Mar 10, 2010
I have been engaging in an unprotected sexual intercourse with my partner for almost 6 years. She has always been doing her hiv tests all these years and they always came negative all the time. I decided to go with her the other day and mine came positive and hers negative still. The test that i did with her is called a blood rapid test that took only about 10 min or so. How could i be positive??
Response from Dr. Frascino
There are two possibilities:
1. If you placed yourself at risk for HIV (unprotected sex with someone other than your HIV-negative wife or shared intravenous drug paraphernalia with an HIV positive person), you could have contracted the virus.
2. Your "positive" rapid test is in reality a "false positive." It's important to note that a positive rapid test is only considered a preliminary result.
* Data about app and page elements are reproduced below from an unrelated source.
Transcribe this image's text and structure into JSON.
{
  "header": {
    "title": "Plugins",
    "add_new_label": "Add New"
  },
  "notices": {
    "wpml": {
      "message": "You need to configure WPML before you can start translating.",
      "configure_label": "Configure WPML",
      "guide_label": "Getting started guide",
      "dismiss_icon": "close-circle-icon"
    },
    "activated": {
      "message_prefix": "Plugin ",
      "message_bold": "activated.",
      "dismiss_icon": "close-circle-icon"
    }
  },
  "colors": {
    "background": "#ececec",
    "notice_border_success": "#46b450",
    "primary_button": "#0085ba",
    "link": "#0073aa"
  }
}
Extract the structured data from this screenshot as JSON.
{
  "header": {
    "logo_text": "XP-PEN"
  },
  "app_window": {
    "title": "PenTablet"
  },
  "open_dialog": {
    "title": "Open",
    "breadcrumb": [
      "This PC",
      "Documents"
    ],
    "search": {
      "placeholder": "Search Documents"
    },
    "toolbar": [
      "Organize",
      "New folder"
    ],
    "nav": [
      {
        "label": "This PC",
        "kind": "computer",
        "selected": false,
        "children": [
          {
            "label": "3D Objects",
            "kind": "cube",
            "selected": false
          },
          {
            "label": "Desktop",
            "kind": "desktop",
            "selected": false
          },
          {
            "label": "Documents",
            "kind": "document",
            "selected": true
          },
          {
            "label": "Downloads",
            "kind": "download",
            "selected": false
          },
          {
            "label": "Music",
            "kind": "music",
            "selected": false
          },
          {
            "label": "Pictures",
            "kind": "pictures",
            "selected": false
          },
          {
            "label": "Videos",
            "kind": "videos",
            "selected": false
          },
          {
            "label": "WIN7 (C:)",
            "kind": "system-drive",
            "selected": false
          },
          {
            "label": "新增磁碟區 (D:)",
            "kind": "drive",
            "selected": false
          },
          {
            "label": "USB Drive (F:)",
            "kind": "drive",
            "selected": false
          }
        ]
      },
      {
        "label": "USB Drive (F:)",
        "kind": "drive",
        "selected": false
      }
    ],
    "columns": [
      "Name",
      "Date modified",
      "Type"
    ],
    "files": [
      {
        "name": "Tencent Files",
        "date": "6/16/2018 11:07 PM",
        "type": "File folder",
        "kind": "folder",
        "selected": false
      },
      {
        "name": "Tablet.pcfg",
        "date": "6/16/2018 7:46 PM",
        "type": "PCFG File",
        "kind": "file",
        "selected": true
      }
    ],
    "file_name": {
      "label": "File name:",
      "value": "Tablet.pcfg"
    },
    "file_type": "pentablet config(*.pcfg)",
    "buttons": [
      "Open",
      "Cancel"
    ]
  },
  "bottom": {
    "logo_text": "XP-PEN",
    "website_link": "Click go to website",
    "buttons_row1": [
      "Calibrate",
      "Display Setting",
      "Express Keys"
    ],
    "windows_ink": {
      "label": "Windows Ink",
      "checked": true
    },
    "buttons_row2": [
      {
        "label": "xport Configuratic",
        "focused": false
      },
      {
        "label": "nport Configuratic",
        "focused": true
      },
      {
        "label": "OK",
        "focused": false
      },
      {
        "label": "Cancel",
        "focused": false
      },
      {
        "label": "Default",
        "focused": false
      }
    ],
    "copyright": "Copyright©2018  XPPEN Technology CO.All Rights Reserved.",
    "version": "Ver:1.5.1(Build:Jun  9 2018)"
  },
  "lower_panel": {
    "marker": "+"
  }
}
It requires confirmation with a more specific test, such as a Western Blot, before the HIV screening can be considered a true positive result. You will need repeat testing, including the confirmatory Western Blot, if your preliminary rapid test (or ELISA) is again reactive (positive). You can read much more about HIV diagnostic tests and about false positives in the archives of this forum.
Get Email Notifications When This Forum Updates or Subscribe With RSS
- Can You Get Hiv On The First Time You Have Sex With An Infected Person?
- How Many Straight People Have Hiv?
- Would Hiv Show Up In Blood Test Six Weeks After Exposure
- What Is A Good Viral Load And T-cell Count For Someone With Hiv?
- Why Do I Get Bacterial Vaginosis After Sex?
- What Do Shingles Look Like When They Are Drying Up?
This forum is designed for educational purposes only, and experts are not rendering medical, mental health, legal or other professional advice or services. If you have or suspect you may have a medical, mental health, legal or other problem that requires advice, consult your own caregiver, attorney or other qualified professional.
Experts appearing on this page are independent and are solely responsible for editing and fact-checking their material. Neither TheBody.com nor any advertiser is the publisher or speaker of posted visitors' questions or the experts' material.